**YOUR OBJECTIVE**
Whatever appears in the records should be given again exactly, down to the last mark.

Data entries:
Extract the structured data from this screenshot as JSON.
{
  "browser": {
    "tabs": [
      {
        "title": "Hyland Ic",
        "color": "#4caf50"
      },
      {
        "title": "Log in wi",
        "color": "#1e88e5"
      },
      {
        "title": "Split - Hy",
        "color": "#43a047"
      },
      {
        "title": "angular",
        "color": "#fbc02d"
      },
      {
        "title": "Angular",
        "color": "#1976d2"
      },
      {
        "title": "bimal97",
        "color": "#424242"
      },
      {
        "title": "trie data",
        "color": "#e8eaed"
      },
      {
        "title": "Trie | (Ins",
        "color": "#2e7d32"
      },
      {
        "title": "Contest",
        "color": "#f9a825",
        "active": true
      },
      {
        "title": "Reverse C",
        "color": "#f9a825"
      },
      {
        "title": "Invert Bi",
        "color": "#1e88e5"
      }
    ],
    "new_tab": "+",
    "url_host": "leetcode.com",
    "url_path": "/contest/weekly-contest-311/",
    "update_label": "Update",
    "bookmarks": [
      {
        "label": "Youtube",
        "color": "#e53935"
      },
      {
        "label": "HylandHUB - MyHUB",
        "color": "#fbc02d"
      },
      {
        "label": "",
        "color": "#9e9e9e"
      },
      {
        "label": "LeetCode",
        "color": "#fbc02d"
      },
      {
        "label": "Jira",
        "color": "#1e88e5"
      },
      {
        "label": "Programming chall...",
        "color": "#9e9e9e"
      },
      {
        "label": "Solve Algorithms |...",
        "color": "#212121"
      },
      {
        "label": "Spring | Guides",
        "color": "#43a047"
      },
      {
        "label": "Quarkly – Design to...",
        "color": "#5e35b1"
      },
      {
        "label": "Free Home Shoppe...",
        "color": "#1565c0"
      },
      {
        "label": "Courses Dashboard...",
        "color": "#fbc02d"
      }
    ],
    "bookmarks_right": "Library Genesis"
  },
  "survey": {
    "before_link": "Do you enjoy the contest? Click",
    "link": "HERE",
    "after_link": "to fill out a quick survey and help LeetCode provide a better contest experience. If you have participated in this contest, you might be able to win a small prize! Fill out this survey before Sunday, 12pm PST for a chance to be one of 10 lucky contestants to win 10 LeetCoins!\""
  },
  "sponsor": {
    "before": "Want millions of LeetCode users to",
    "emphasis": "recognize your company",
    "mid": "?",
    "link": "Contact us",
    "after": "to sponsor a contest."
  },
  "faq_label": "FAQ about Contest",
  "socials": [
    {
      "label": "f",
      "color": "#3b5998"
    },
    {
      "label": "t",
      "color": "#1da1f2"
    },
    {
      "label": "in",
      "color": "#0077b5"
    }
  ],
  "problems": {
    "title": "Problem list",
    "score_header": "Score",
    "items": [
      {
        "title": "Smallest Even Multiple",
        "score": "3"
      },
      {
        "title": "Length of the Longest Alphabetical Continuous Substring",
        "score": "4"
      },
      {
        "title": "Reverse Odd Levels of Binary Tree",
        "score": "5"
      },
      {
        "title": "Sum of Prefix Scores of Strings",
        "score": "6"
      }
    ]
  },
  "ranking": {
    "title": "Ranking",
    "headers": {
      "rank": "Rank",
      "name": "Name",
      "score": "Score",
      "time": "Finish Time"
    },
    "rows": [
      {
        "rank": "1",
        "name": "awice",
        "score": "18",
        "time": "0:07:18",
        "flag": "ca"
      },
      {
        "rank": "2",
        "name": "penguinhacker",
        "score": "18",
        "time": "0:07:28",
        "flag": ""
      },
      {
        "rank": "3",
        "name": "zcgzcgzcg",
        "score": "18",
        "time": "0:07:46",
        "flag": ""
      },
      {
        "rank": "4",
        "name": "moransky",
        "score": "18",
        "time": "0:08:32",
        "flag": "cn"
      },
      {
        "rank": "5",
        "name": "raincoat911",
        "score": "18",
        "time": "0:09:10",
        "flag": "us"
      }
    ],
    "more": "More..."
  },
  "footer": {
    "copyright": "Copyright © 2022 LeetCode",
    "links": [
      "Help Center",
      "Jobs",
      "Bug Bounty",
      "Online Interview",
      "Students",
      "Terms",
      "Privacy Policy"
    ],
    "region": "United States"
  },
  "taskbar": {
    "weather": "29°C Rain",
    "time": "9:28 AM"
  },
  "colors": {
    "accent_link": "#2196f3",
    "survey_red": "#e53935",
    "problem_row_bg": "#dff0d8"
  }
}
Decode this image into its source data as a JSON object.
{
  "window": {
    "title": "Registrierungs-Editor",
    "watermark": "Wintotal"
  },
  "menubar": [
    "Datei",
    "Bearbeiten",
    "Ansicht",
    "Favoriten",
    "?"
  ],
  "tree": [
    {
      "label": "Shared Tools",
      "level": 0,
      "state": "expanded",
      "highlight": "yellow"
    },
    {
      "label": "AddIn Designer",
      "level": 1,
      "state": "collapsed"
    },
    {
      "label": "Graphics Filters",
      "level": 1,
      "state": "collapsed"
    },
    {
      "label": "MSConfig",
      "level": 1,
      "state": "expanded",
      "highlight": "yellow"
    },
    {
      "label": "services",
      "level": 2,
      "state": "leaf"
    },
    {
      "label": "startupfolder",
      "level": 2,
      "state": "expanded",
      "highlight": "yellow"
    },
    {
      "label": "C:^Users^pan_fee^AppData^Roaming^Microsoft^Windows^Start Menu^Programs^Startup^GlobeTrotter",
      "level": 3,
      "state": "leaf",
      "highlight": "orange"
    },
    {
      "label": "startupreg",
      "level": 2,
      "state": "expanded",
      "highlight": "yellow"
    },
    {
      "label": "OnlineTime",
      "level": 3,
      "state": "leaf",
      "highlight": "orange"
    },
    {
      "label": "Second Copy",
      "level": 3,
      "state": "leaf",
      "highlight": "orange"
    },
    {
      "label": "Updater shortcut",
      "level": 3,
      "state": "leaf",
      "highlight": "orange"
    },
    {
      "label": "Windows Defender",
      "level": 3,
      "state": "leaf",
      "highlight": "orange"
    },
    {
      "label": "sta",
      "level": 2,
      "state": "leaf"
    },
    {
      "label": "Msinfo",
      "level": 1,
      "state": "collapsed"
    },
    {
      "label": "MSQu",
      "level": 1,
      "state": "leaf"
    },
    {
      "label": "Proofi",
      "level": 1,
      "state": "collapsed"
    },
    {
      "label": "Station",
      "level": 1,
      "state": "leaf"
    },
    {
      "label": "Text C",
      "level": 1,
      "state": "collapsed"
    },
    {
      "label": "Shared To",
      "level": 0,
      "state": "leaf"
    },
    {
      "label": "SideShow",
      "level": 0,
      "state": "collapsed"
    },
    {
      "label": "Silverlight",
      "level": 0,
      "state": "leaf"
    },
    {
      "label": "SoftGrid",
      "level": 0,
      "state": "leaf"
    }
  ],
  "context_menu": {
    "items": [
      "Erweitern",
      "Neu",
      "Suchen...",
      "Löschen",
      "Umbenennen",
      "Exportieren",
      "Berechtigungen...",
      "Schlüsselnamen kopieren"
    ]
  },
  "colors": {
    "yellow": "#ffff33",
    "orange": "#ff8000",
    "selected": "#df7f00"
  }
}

**RESPONSE BOX**
Extract the structured data from this screenshot as JSON.
{
  "browser": {
    "tabs": [
      {
        "title": "Hyland Ic",
        "color": "#4caf50"
      },
      {
        "title": "Log in wi",
        "color": "#1e88e5"
      },
      {
        "title": "Split - Hy",
        "color": "#43a047"
      },
      {
        "title": "angular",
        "color": "#fbc02d"
      },
      {
        "title": "Angular",
        "color": "#1976d2"
      },
      {
        "title": "bimal97",
        "color": "#424242"
      },
      {
        "title": "trie data",
        "color": "#e8eaed"
      },
      {
        "title": "Trie | (Ins",
        "color": "#2e7d32"
      },
      {
        "title": "Contest",
        "color": "#f9a825",
        "active": true
      },
      {
        "title": "Reverse C",
        "color": "#f9a825"
      },
      {
        "title": "Invert Bi",
        "color": "#1e88e5"
      }
    ],
    "new_tab": "+",
    "url_host": "leetcode.com",
    "url_path": "/contest/weekly-contest-311/",
    "update_label": "Update",
    "bookmarks": [
      {
        "label": "Youtube",
        "color": "#e53935"
      },
      {
        "label": "HylandHUB - MyHUB",
        "color": "#fbc02d"
      },
      {
        "label": "",
        "color": "#9e9e9e"
      },
      {
        "label": "LeetCode",
        "color": "#fbc02d"
      },
      {
        "label": "Jira",
        "color": "#1e88e5"
      },
      {
        "label": "Programming chall...",
        "color": "#9e9e9e"
      },
      {
        "label": "Solve Algorithms |...",
        "color": "#212121"
      },
      {
        "label": "Spring | Guides",
        "color": "#43a047"
      },
      {
        "label": "Quarkly – Design to...",
        "color": "#5e35b1"
      },
      {
        "label": "Free Home Shoppe...",
        "color": "#1565c0"
      },
      {
        "label": "Courses Dashboard...",
        "color": "#fbc02d"
      }
    ],
    "bookmarks_right": "Library Genesis"
  },
  "survey": {
    "before_link": "Do you enjoy the contest? Click",
    "link": "HERE",
    "after_link": "to fill out a quick survey and help LeetCode provide a better contest experience. If you have participated in this contest, you might be able to win a small prize! Fill out this survey before Sunday, 12pm PST for a chance to be one of 10 lucky contestants to win 10 LeetCoins!\""
  },
  "sponsor": {
    "before": "Want millions of LeetCode users to",
    "emphasis": "recognize your company",
    "mid": "?",
    "link": "Contact us",
    "after": "to sponsor a contest."
  },
  "faq_label": "FAQ about Contest",
  "socials": [
    {
      "label": "f",
      "color": "#3b5998"
    },
    {
      "label": "t",
      "color": "#1da1f2"
    },
    {
      "label": "in",
      "color": "#0077b5"
    }
  ],
  "problems": {
    "title": "Problem list",
    "score_header": "Score",
    "items": [
      {
        "title": "Smallest Even Multiple",
        "score": "3"
      },
      {
        "title": "Length of the Longest Alphabetical Continuous Substring",
        "score": "4"
      },
      {
        "title": "Reverse Odd Levels of Binary Tree",
        "score": "5"
      },
      {
        "title": "Sum of Prefix Scores of Strings",
        "score": "6"
      }
    ]
  },
  "ranking": {
    "title": "Ranking",
    "headers": {
      "rank": "Rank",
      "name": "Name",
      "score": "Score",
      "time": "Finish Time"
    },
    "rows": [
      {
        "rank": "1",
        "name": "awice",
        "score": "18",
        "time": "0:07:18",
        "flag": "ca"
      },
      {
        "rank": "2",
        "name": "penguinhacker",
        "score": "18",
        "time": "0:07:28",
        "flag": ""
      },
      {
        "rank": "3",
        "name": "zcgzcgzcg",
        "score": "18",
        "time": "0:07:46",
        "flag": ""
      },
      {
        "rank": "4",
        "name": "moransky",
        "score": "18",
        "time": "0:08:32",
        "flag": "cn"
      },
      {
        "rank": "5",
        "name": "raincoat911",
        "score": "18",
        "time": "0:09:10",
        "flag": "us"
      }
    ],
    "more": "More..."
  },
  "footer": {
    "copyright": "Copyright © 2022 LeetCode",
    "links": [
      "Help Center",
      "Jobs",
      "Bug Bounty",
      "Online Interview",
      "Students",
      "Terms",
      "Privacy Policy"
    ],
    "region": "United States"
  },
  "taskbar": {
    "weather": "29°C Rain",
    "time": "9:28 AM"
  },
  "colors": {
    "accent_link": "#2196f3",
    "survey_red": "#e53935",
    "problem_row_bg": "#dff0d8"
  }
}
Decode this image into its source data as a JSON object.
{
  "window": {
    "title": "Registrierungs-Editor",
    "watermark": "Wintotal"
  },
  "menubar": [
    "Datei",
    "Bearbeiten",
    "Ansicht",
    "Favoriten",
    "?"
  ],
  "tree": [
    {
      "label": "Shared Tools",
      "level": 0,
      "state": "expanded",
      "highlight": "yellow"
    },
    {
      "label": "AddIn Designer",
      "level": 1,
      "state": "collapsed"
    },
    {
      "label": "Graphics Filters",
      "level": 1,
      "state": "collapsed"
    },
    {
      "label": "MSConfig",
      "level": 1,
      "state": "expanded",
      "highlight": "yellow"
    },
    {
      "label": "services",
      "level": 2,
      "state": "leaf"
    },
    {
      "label": "startupfolder",
      "level": 2,
      "state": "expanded",
      "highlight": "yellow"
    },
    {
      "label": "C:^Users^pan_fee^AppData^Roaming^Microsoft^Windows^Start Menu^Programs^Startup^GlobeTrotter",
      "level": 3,
      "state": "leaf",
      "highlight": "orange"
    },
    {
      "label": "startupreg",
      "level": 2,
      "state": "expanded",
      "highlight": "yellow"
    },
    {
      "label": "OnlineTime",
      "level": 3,
      "state": "leaf",
      "highlight": "orange"
    },
    {
      "label": "Second Copy",
      "level": 3,
      "state": "leaf",
      "highlight": "orange"
    },
    {
      "label": "Updater shortcut",
      "level": 3,
      "state": "leaf",
      "highlight": "orange"
    },
    {
      "label": "Windows Defender",
      "level": 3,
      "state": "leaf",
      "highlight": "orange"
    },
    {
      "label": "sta",
      "level": 2,
      "state": "leaf"
    },
    {
      "label": "Msinfo",
      "level": 1,
      "state": "collapsed"
    },
    {
      "label": "MSQu",
      "level": 1,
      "state": "leaf"
    },
    {
      "label": "Proofi",
      "level": 1,
      "state": "collapsed"
    },
    {
      "label": "Station",
      "level": 1,
      "state": "leaf"
    },
    {
      "label": "Text C",
      "level": 1,
      "state": "collapsed"
    },
    {
      "label": "Shared To",
      "level": 0,
      "state": "leaf"
    },
    {
      "label": "SideShow",
      "level": 0,
      "state": "collapsed"
    },
    {
      "label": "Silverlight",
      "level": 0,
      "state": "leaf"
    },
    {
      "label": "SoftGrid",
      "level": 0,
      "state": "leaf"
    }
  ],
  "context_menu": {
    "items": [
      "Erweitern",
      "Neu",
      "Suchen...",
      "Löschen",
      "Umbenennen",
      "Exportieren",
      "Berechtigungen...",
      "Schlüsselnamen kopieren"
    ]
  },
  "colors": {
    "yellow": "#ffff33",
    "orange": "#ff8000",
    "selected": "#df7f00"
  }
}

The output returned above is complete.